▶ _Exercise objective_
Read the data below. Then repeat all of it exactly.

▶ _Supplied information_
====
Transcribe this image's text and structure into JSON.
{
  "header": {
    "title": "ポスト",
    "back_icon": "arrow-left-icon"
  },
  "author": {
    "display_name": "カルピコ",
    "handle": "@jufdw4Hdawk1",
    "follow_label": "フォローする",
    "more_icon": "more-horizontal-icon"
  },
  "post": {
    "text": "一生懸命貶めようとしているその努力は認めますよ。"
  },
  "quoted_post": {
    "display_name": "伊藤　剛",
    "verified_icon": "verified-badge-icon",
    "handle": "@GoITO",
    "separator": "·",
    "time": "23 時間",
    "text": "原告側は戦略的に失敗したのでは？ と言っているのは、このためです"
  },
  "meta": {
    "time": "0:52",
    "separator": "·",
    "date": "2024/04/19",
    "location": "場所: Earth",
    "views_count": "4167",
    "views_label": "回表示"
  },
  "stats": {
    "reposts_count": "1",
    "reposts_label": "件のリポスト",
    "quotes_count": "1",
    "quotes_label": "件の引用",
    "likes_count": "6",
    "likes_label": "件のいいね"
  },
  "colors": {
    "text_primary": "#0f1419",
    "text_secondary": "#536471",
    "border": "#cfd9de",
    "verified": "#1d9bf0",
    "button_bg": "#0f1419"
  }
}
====
▶ _Solution to the problem_
Transcribe this image's text and structure into JSON.
{
  "header": {
    "title": "ポスト",
    "back_icon": "arrow-left-icon"
  },
  "author": {
    "display_name": "カルピコ",
    "handle": "@jufdw4Hdawk1",
    "follow_label": "フォローする",
    "more_icon": "more-horizontal-icon"
  },
  "post": {
    "text": "一生懸命貶めようとしているその努力は認めますよ。"
  },
  "quoted_post": {
    "display_name": "伊藤　剛",
    "verified_icon": "verified-badge-icon",
    "handle": "@GoITO",
    "separator": "·",
    "time": "23 時間",
    "text": "原告側は戦略的に失敗したのでは？ と言っているのは、このためです"
  },
  "meta": {
    "time": "0:52",
    "separator": "·",
    "date": "2024/04/19",
    "location": "場所: Earth",
    "views_count": "4167",
    "views_label": "回表示"
  },
  "stats": {
    "reposts_count": "1",
    "reposts_label": "件のリポスト",
    "quotes_count": "1",
    "quotes_label": "件の引用",
    "likes_count": "6",
    "likes_label": "件のいいね"
  },
  "colors": {
    "text_primary": "#0f1419",
    "text_secondary": "#536471",
    "border": "#cfd9de",
    "verified": "#1d9bf0",
    "button_bg": "#0f1419"
  }
}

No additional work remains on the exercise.